Sue Learner has been a freelance journalist for 10 years, having contributed to publications such as the Guardian, Daily Mail, The Times Educational Supplement, Nursery World, Nursing Standard and the BMJ (British Medical Journal). She specialises in education, the early years and health, and is currently available for commissions ranging from news stories and news analysis pieces to features. Her website can be viewed at www.suelearner.com. Read on to find out more.
What do you write about?
I tend to specialise in education, early years and health although I have also written about social housing, lifestyle and the retail sector.
Where are we likely to see your work?
The Guardian, Nursery World, Practical Pre-School, Nursing Standard, British Medical Journal, Premium Practice Dentistry, SecEd, Times Educational Supplement.
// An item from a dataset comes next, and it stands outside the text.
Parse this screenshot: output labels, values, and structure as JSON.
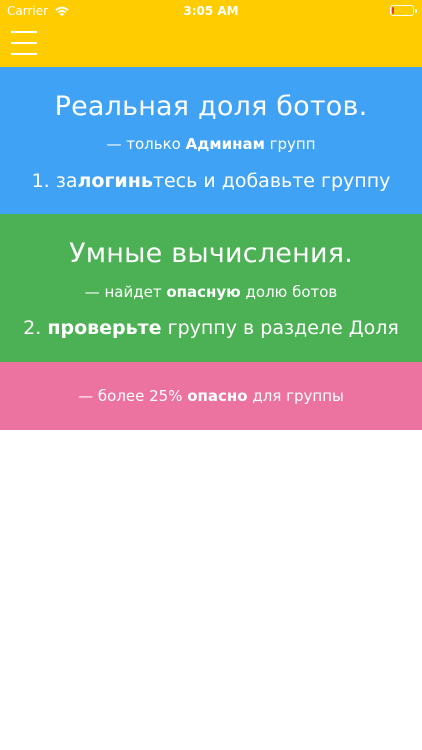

What’s the most memorable work you’ve done
Probably the most memorable is an interview I did with some refugee children from Afghanistan, a while ago, for the Times Educational Supplement. I interviewed a 10-year-old boy who had fled Afghanistan and made the hazardous journey to Britain on his own. He was persecuted by the Taliban for being Sikh. He described how he hid in a truck full of water melons and the Taliban came to check the truck and they got their swords and stabbed the water melons to make sure no one was hiding underneath. The swords just missed him. He had to jump onto a moving train and when he finally got to England, he was unable to speak a word of English. I felt very touched by his story as he was so young and he had been through so much.
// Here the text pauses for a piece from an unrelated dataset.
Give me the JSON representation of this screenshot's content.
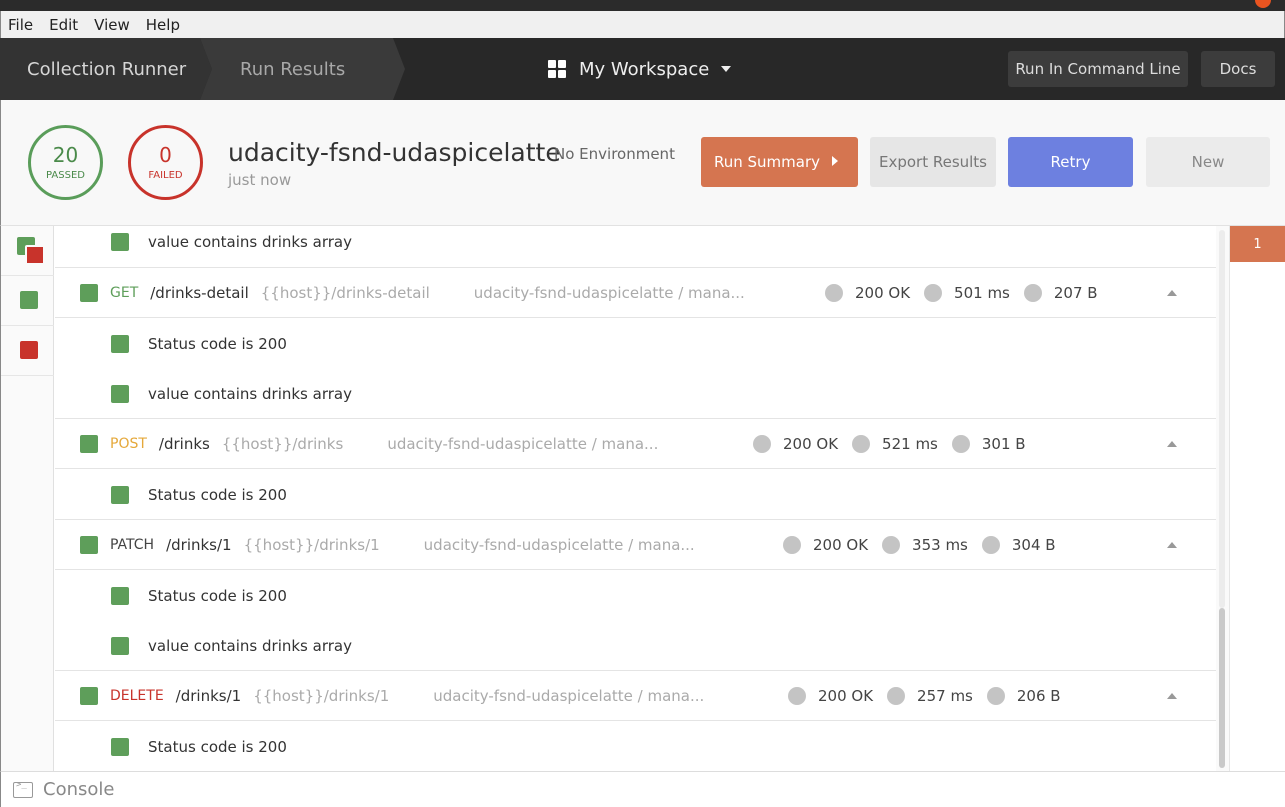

Also a school I visited last year in Stoke Newington where a very inspirational teacher called Elly Barnes teaches teachers from other schools how to fight homophobia in schools. I watched as she took a class and talked openly with the children and even changed the way some of them thought. The story has picked up lots of media.
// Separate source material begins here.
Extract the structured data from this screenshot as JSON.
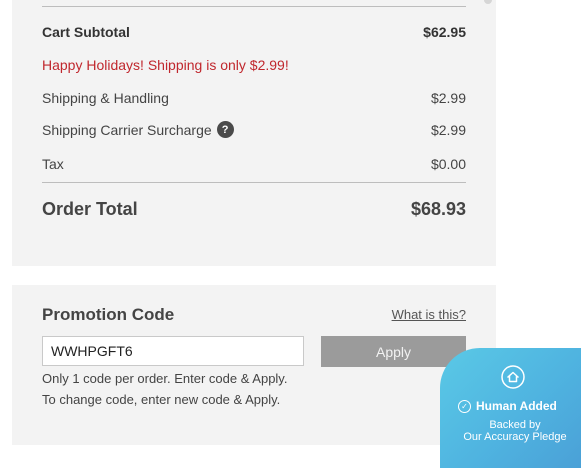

What interview or feature would you love the chance to do?
I like writing features that change people’s opinions and make them question what they think.
Where do you source ideas for articles?
Press releases, reading newspapers and magazines, looking at the internet and googling.
How can PRs be useful to you?
By sending me press releases or info about interesting and innovative projects or people related to education, early years, health, nursing dentistry and general women’s issues. I like quirky stories and real life stories.
How and when do you like them to get in touch?
By email at firstname.lastname@example.org
Do you find press conferences, trips, parties and other events useful or an interruption?
They have to be very good for me to go on them as, unless I can get a good story out of them, it is not worth it for me. Especially as I don’t live in London anymore.
If you could make one change to the way PRs deal with you, what would it be?
I am happy with the way they approach me.
How would you pay the bills if you weren’t a journalist?
I have no idea. So far in my life I have taught English abroad and worked in publishing and been a journalist. Maybe I would write a book.
If we gave you £1,000, how would you spend it?
I would spend it on a trip to a Greek island with my partner and our three lovely boys.
What books are on your bedside table, magazines in your bag, or blogs on your screen?
I am reading The Bookseller of Kabulby by Norwegian journalist Åsne Seierstad.